By far more patients have a total knee replacement (TKR) over a unicompartmental knee arthroplasty (UKA). The risk of having additional surgery after a unicompartmental implant may be the driving factor behind this decision. This study was done to compare results after both procedures.
The difference between a total knee replacement and unicompartmental knee arthroplasty is more than just the implant itself but let's review that first. As the name suggests, with a total knee replacement (TKR), the surgeon removes the entire damaged knee joint and replaces both the upper and lower sides of the joint.
The unicompartmental arthroplasty (UKA) involves just replacement of the inner or outer half of the joint. Most patients having a UKA have problems with knee alignment and have worn out just the medial joint surface. Medial refers to the side closest to the other knee.
The idea behind a UKA is that there's no need to replace the entire joint when only one-half is compromised. Other advantages of the UKA include a shorter hospital stay, fewer infections, and faster recovery. Studies show patients having a UKA are at lower risk for blood clots. They also have less pain after surgery compared with a total knee replacement (TKR).
The major stumbling block with a unicompartmental knee arthroplasty (UKA) is the revision rate (second surgery). It is twice as high for UKA compared with a total knee replacement (TKR). There are several reasons for the higher failure rate of the UKA. The unicompartmental implant is more likely to come loose. Bone fractures around the implant are also more common in this group.
The authors of this study from Norway compared outcomes for the unicompartmental versus the total knee replacement. Norway has an established registry for arthroplasties (implants) making this type of comparison possible with a large number of patients.
All patients having any artificial joint implants in Norway are registered. Information about their diagnosis, age, joint involved, and surgery performed is included in the database. Baseline pain and function are not part of the registry information, so patients selected to be in the study were sent a survey of questions by mail.
Patient selection was based on current age (less than 85 years) and when the surgery was done (at least two years ago). Differences in results were compared by implant type and brand, patient age, sex (male versus female), and time since the operation.
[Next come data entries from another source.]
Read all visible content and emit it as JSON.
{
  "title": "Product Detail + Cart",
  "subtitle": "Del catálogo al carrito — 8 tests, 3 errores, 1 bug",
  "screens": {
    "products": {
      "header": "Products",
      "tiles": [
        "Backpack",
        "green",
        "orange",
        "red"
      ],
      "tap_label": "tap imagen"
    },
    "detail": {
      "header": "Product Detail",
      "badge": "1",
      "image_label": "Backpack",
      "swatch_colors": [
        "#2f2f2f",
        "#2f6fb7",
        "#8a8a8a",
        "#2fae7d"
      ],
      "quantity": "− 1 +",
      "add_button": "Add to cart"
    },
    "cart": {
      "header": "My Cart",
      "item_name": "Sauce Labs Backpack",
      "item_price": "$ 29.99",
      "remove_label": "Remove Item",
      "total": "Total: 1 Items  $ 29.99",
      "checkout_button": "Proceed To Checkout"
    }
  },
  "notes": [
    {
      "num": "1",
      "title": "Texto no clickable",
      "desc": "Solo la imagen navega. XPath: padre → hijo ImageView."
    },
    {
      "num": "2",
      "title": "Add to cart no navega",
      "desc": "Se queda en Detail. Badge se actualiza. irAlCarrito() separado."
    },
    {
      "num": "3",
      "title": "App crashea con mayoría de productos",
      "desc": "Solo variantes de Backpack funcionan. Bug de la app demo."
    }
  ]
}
As shown in previous studies, the unicompartmental knee arthroplasty did have more favorable results with less pain and better function at all time points. But the differences weren't all statistically significant. And when asked about quality of life, patient ratings were equal between the two groups.
The authors took a closer look at various implant brands (i.e., made by different manfacturers). Again, there weren't significant differences among the three prostheses included.
One difference that did stand out was based on sex. Men with unicompartmental arthroplasties (UKAs) had less pain and better knee motion and function compared with women who had the same implants. The men also had better scores for function based on daily activities, sports, and recreational activities.
In summary, there are only small differences in results to favor unicompartmental arthroplasty (UKA) over total knee replacement (TKR). Better motion leads to better function and performance. The most likely reason for the increase in quantity and quality of motion with UKA is the preservation of knee ligaments and overall knee anatomy made possible by the UKA.
The lack of a big difference between UKA and TKR came down to two main variables. One was the fact that there were more UKA implants that came loose. And secondly, more arthritis developed in the knees of patients with a UKA requiring further surgery (usually conversion from a UKA to a TKR).
The authors concluded by saying their Norwegian Arthroplasty Register with its large number of patients makes this type of research possible. They had over 1300 participants and plenty of patients with each implant design to make comparisons possible. Equal results among the different brands suggest it may not make a difference which one the patient gets. More study is needed to verify this idea.
With equal results but higher revision rates with the unicompartmental arthroplasty (UKA), it may be better to go with a total knee replacement (TKR). Only patients needing more knee flexion might find the UKA a better choice.
Reference: Stein Håkon Låstad Lygre, MSc, PhD, et al. Pain and Function in Patients After Primary Unicompartmental and Total Knee Arthroplasty. In The Journal of Bone and Joint Surgery. December 15, 2010. Vol. 92-A. No. 18. Pp. 2890-2897.